*YOUR INSTRUCTIONS*
Type out all the records once more, exactly.

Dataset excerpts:

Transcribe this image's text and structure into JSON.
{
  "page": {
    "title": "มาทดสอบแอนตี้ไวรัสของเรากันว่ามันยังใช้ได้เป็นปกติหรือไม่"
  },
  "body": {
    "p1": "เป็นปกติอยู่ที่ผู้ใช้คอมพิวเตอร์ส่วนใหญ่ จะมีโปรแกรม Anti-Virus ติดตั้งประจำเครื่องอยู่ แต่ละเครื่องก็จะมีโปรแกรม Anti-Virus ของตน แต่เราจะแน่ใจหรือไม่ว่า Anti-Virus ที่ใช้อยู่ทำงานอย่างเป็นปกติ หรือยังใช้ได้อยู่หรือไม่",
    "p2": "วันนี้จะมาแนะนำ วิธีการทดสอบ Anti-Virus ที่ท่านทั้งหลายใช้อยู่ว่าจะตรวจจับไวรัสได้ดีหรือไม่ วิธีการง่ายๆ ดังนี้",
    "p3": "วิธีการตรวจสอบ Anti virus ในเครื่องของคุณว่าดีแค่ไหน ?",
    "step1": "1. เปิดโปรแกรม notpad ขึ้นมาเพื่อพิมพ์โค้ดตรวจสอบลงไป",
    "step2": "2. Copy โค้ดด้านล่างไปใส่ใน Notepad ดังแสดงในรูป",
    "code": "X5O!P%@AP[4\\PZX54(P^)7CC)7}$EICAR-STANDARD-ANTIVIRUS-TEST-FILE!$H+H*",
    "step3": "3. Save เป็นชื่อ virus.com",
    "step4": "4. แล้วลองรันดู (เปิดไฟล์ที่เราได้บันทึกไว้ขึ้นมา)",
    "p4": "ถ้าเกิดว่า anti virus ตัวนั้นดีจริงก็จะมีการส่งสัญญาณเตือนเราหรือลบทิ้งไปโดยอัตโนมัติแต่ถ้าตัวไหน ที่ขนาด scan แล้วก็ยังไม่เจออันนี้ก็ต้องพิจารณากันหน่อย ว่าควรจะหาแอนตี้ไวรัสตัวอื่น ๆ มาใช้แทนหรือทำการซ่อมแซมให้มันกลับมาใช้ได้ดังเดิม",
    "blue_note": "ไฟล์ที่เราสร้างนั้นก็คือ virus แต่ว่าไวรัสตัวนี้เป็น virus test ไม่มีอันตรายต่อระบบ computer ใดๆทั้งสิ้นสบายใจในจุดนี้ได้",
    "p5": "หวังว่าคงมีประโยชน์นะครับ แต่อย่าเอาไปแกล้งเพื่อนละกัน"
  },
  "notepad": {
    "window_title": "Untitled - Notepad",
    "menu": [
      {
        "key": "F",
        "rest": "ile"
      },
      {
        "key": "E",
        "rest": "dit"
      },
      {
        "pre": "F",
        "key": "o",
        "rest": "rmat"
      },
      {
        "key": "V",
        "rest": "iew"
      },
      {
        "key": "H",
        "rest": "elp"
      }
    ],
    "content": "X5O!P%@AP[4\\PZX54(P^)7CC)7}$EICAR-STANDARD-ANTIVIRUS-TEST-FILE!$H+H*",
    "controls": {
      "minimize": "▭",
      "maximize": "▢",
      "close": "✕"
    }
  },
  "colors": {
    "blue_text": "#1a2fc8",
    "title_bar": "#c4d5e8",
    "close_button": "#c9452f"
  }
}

*ANSWER FOR THIS EXERCISE*
Transcribe this image's text and structure into JSON.
{
  "page": {
    "title": "มาทดสอบแอนตี้ไวรัสของเรากันว่ามันยังใช้ได้เป็นปกติหรือไม่"
  },
  "body": {
    "p1": "เป็นปกติอยู่ที่ผู้ใช้คอมพิวเตอร์ส่วนใหญ่ จะมีโปรแกรม Anti-Virus ติดตั้งประจำเครื่องอยู่ แต่ละเครื่องก็จะมีโปรแกรม Anti-Virus ของตน แต่เราจะแน่ใจหรือไม่ว่า Anti-Virus ที่ใช้อยู่ทำงานอย่างเป็นปกติ หรือยังใช้ได้อยู่หรือไม่",
    "p2": "วันนี้จะมาแนะนำ วิธีการทดสอบ Anti-Virus ที่ท่านทั้งหลายใช้อยู่ว่าจะตรวจจับไวรัสได้ดีหรือไม่ วิธีการง่ายๆ ดังนี้",
    "p3": "วิธีการตรวจสอบ Anti virus ในเครื่องของคุณว่าดีแค่ไหน ?",
    "step1": "1. เปิดโปรแกรม notpad ขึ้นมาเพื่อพิมพ์โค้ดตรวจสอบลงไป",
    "step2": "2. Copy โค้ดด้านล่างไปใส่ใน Notepad ดังแสดงในรูป",
    "code": "X5O!P%@AP[4\\PZX54(P^)7CC)7}$EICAR-STANDARD-ANTIVIRUS-TEST-FILE!$H+H*",
    "step3": "3. Save เป็นชื่อ virus.com",
    "step4": "4. แล้วลองรันดู (เปิดไฟล์ที่เราได้บันทึกไว้ขึ้นมา)",
    "p4": "ถ้าเกิดว่า anti virus ตัวนั้นดีจริงก็จะมีการส่งสัญญาณเตือนเราหรือลบทิ้งไปโดยอัตโนมัติแต่ถ้าตัวไหน ที่ขนาด scan แล้วก็ยังไม่เจออันนี้ก็ต้องพิจารณากันหน่อย ว่าควรจะหาแอนตี้ไวรัสตัวอื่น ๆ มาใช้แทนหรือทำการซ่อมแซมให้มันกลับมาใช้ได้ดังเดิม",
    "blue_note": "ไฟล์ที่เราสร้างนั้นก็คือ virus แต่ว่าไวรัสตัวนี้เป็น virus test ไม่มีอันตรายต่อระบบ computer ใดๆทั้งสิ้นสบายใจในจุดนี้ได้",
    "p5": "หวังว่าคงมีประโยชน์นะครับ แต่อย่าเอาไปแกล้งเพื่อนละกัน"
  },
  "notepad": {
    "window_title": "Untitled - Notepad",
    "menu": [
      {
        "key": "F",
        "rest": "ile"
      },
      {
        "key": "E",
        "rest": "dit"
      },
      {
        "pre": "F",
        "key": "o",
        "rest": "rmat"
      },
      {
        "key": "V",
        "rest": "iew"
      },
      {
        "key": "H",
        "rest": "elp"
      }
    ],
    "content": "X5O!P%@AP[4\\PZX54(P^)7CC)7}$EICAR-STANDARD-ANTIVIRUS-TEST-FILE!$H+H*",
    "controls": {
      "minimize": "▭",
      "maximize": "▢",
      "close": "✕"
    }
  },
  "colors": {
    "blue_text": "#1a2fc8",
    "title_bar": "#c4d5e8",
    "close_button": "#c9452f"
  }
}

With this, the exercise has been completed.